Activity -
Looking at the entries below, state how many lines contain the word "JSON". Give the number alone.
===== Task inputs =====
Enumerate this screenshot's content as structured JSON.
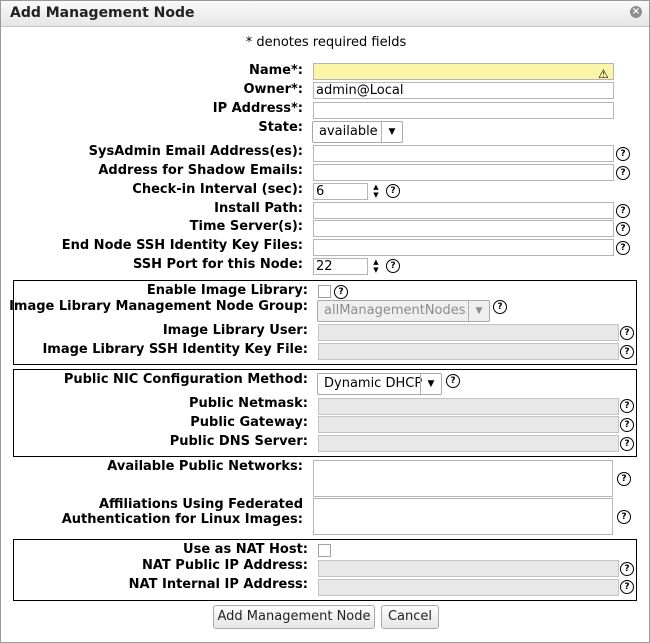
{
  "dialog": {
    "title": "Add Management Node",
    "required_note": "* denotes required fields"
  },
  "icons": {
    "help": "?",
    "close": "⊗",
    "warning": "⚠"
  },
  "fields": {
    "name": {
      "label": "Name*:",
      "value": ""
    },
    "owner": {
      "label": "Owner*:",
      "value": "admin@Local"
    },
    "ip_address": {
      "label": "IP Address*:",
      "value": ""
    },
    "state": {
      "label": "State:",
      "value": "available"
    },
    "sysadmin_email": {
      "label": "SysAdmin Email Address(es):",
      "value": ""
    },
    "shadow_email": {
      "label": "Address for Shadow Emails:",
      "value": ""
    },
    "checkin_interval": {
      "label": "Check-in Interval (sec):",
      "value": "6"
    },
    "install_path": {
      "label": "Install Path:",
      "value": ""
    },
    "time_servers": {
      "label": "Time Server(s):",
      "value": ""
    },
    "ssh_key_files": {
      "label": "End Node SSH Identity Key Files:",
      "value": ""
    },
    "ssh_port": {
      "label": "SSH Port for this Node:",
      "value": "22"
    }
  },
  "image_library": {
    "enable_label": "Enable Image Library:",
    "enabled": false,
    "group_label": "Image Library Management Node Group:",
    "group_value": "allManagementNodes",
    "user_label": "Image Library User:",
    "user_value": "",
    "key_label": "Image Library SSH Identity Key File:",
    "key_value": ""
  },
  "public_nic": {
    "method_label": "Public NIC Configuration Method:",
    "method_value": "Dynamic DHCP",
    "netmask_label": "Public Netmask:",
    "gateway_label": "Public Gateway:",
    "dns_label": "Public DNS Server:"
  },
  "networks": {
    "available_label": "Available Public Networks:",
    "affiliations_label_line1": "Affiliations Using Federated",
    "affiliations_label_line2": "Authentication for Linux Images:"
  },
  "nat": {
    "use_label": "Use as NAT Host:",
    "use_checked": false,
    "public_ip_label": "NAT Public IP Address:",
    "internal_ip_label": "NAT Internal IP Address:"
  },
  "buttons": {
    "add": "Add Management Node",
    "cancel": "Cancel"
  }
}
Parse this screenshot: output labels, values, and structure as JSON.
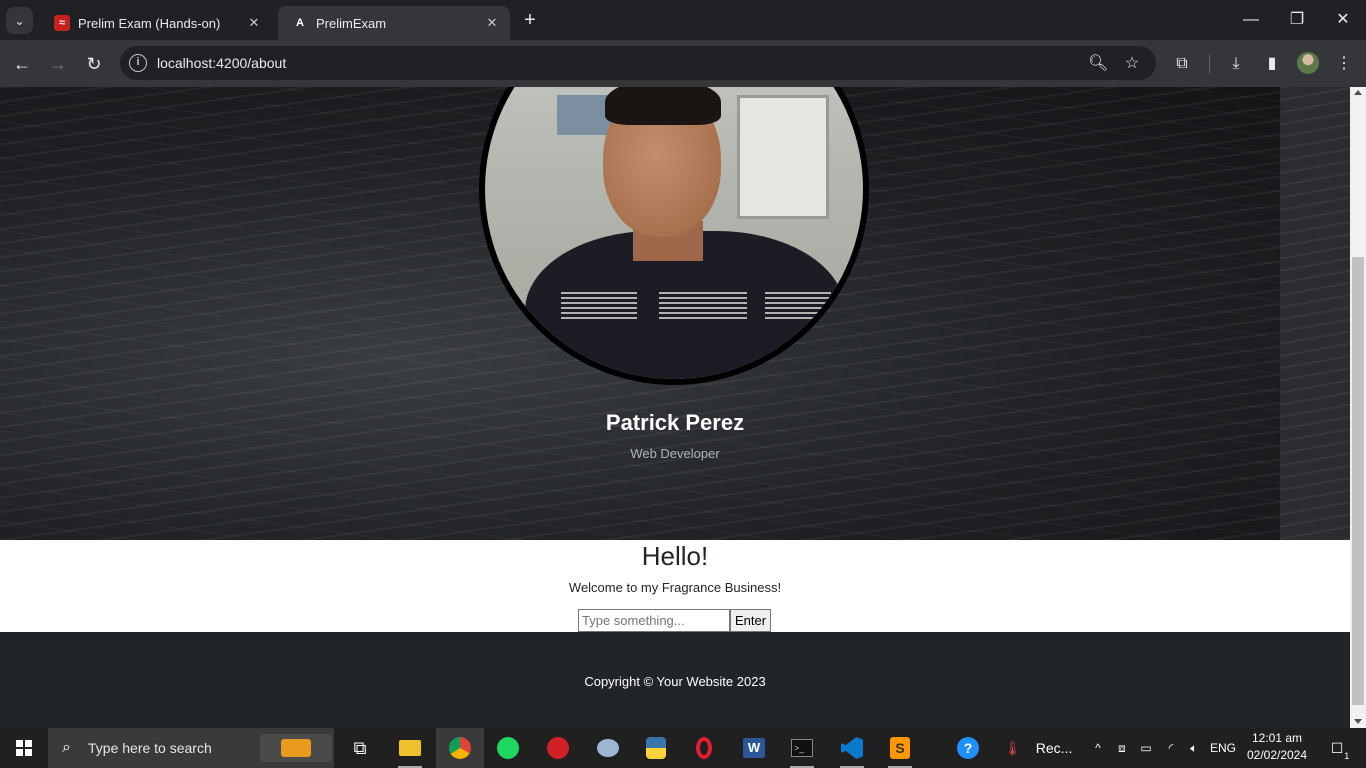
{
  "browser": {
    "tabs": [
      {
        "title": "Prelim Exam (Hands-on)",
        "favicon": "slides-icon",
        "active": false
      },
      {
        "title": "PrelimExam",
        "favicon": "angular-icon",
        "active": true
      }
    ],
    "url": "localhost:4200/about"
  },
  "profile": {
    "name": "Patrick Perez",
    "role": "Web Developer"
  },
  "intro": {
    "heading": "Hello!",
    "message": "Welcome to my Fragrance Business!",
    "input_placeholder": "Type something...",
    "button_label": "Enter"
  },
  "footer": {
    "copyright": "Copyright © Your Website 2023"
  },
  "taskbar": {
    "search_placeholder": "Type here to search",
    "pinned_label": "Rec...",
    "language": "ENG",
    "time": "12:01 am",
    "date": "02/02/2024",
    "notification_count": "1"
  },
  "colors": {
    "hero_bg": "#1e2023",
    "footer_bg": "#212529",
    "browser_frame": "#202124",
    "toolbar": "#35363a"
  }
}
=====
Output of the exercise -
2